**THE PROBLEM**. Copy out every record below, word for word.

**THE DATA**.
┄┄┄┄┄┄┄┄┄┄┄┄┄┄┄┄┄┄┄┄

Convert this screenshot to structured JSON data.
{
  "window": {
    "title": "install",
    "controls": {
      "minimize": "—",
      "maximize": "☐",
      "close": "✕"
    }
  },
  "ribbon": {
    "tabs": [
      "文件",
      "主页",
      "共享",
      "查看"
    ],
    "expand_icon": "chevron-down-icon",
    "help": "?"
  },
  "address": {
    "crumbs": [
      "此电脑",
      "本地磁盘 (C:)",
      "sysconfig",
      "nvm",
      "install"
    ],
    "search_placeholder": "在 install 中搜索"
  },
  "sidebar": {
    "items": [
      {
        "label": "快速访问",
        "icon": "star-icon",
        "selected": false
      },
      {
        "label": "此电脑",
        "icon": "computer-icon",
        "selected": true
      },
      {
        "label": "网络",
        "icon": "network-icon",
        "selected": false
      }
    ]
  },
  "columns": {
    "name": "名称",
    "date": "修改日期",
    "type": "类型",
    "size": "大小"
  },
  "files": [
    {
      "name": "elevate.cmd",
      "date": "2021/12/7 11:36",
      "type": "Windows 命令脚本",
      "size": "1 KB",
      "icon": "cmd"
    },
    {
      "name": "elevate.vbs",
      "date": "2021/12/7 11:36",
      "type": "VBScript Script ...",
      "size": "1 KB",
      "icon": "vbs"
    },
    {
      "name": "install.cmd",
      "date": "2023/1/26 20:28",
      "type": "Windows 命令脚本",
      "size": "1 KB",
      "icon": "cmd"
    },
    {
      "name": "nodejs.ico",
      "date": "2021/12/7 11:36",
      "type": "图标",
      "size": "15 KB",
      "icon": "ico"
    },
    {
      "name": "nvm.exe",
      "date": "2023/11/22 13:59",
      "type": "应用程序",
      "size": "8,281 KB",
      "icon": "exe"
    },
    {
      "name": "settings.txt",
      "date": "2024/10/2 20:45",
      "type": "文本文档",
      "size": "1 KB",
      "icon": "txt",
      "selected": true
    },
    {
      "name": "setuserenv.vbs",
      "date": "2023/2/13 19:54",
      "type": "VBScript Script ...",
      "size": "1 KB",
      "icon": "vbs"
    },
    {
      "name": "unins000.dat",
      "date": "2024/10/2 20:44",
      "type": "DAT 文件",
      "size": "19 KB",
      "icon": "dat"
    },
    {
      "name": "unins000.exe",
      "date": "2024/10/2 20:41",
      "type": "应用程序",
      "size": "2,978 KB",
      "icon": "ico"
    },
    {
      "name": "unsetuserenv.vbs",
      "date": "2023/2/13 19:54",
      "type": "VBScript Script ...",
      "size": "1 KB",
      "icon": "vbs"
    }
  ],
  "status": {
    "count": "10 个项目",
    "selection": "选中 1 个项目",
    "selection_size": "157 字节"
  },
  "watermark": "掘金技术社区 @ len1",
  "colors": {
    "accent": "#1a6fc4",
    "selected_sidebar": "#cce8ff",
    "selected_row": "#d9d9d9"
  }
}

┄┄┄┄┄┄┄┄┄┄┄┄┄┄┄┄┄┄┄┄

**ANSWER SECTION**.
Convert this screenshot to structured JSON data.
{
  "window": {
    "title": "install",
    "controls": {
      "minimize": "—",
      "maximize": "☐",
      "close": "✕"
    }
  },
  "ribbon": {
    "tabs": [
      "文件",
      "主页",
      "共享",
      "查看"
    ],
    "expand_icon": "chevron-down-icon",
    "help": "?"
  },
  "address": {
    "crumbs": [
      "此电脑",
      "本地磁盘 (C:)",
      "sysconfig",
      "nvm",
      "install"
    ],
    "search_placeholder": "在 install 中搜索"
  },
  "sidebar": {
    "items": [
      {
        "label": "快速访问",
        "icon": "star-icon",
        "selected": false
      },
      {
        "label": "此电脑",
        "icon": "computer-icon",
        "selected": true
      },
      {
        "label": "网络",
        "icon": "network-icon",
        "selected": false
      }
    ]
  },
  "columns": {
    "name": "名称",
    "date": "修改日期",
    "type": "类型",
    "size": "大小"
  },
  "files": [
    {
      "name": "elevate.cmd",
      "date": "2021/12/7 11:36",
      "type": "Windows 命令脚本",
      "size": "1 KB",
      "icon": "cmd"
    },
    {
      "name": "elevate.vbs",
      "date": "2021/12/7 11:36",
      "type": "VBScript Script ...",
      "size": "1 KB",
      "icon": "vbs"
    },
    {
      "name": "install.cmd",
      "date": "2023/1/26 20:28",
      "type": "Windows 命令脚本",
      "size": "1 KB",
      "icon": "cmd"
    },
    {
      "name": "nodejs.ico",
      "date": "2021/12/7 11:36",
      "type": "图标",
      "size": "15 KB",
      "icon": "ico"
    },
    {
      "name": "nvm.exe",
      "date": "2023/11/22 13:59",
      "type": "应用程序",
      "size": "8,281 KB",
      "icon": "exe"
    },
    {
      "name": "settings.txt",
      "date": "2024/10/2 20:45",
      "type": "文本文档",
      "size": "1 KB",
      "icon": "txt",
      "selected": true
    },
    {
      "name": "setuserenv.vbs",
      "date": "2023/2/13 19:54",
      "type": "VBScript Script ...",
      "size": "1 KB",
      "icon": "vbs"
    },
    {
      "name": "unins000.dat",
      "date": "2024/10/2 20:44",
      "type": "DAT 文件",
      "size": "19 KB",
      "icon": "dat"
    },
    {
      "name": "unins000.exe",
      "date": "2024/10/2 20:41",
      "type": "应用程序",
      "size": "2,978 KB",
      "icon": "ico"
    },
    {
      "name": "unsetuserenv.vbs",
      "date": "2023/2/13 19:54",
      "type": "VBScript Script ...",
      "size": "1 KB",
      "icon": "vbs"
    }
  ],
  "status": {
    "count": "10 个项目",
    "selection": "选中 1 个项目",
    "selection_size": "157 字节"
  },
  "watermark": "掘金技术社区 @ len1",
  "colors": {
    "accent": "#1a6fc4",
    "selected_sidebar": "#cce8ff",
    "selected_row": "#d9d9d9"
  }
}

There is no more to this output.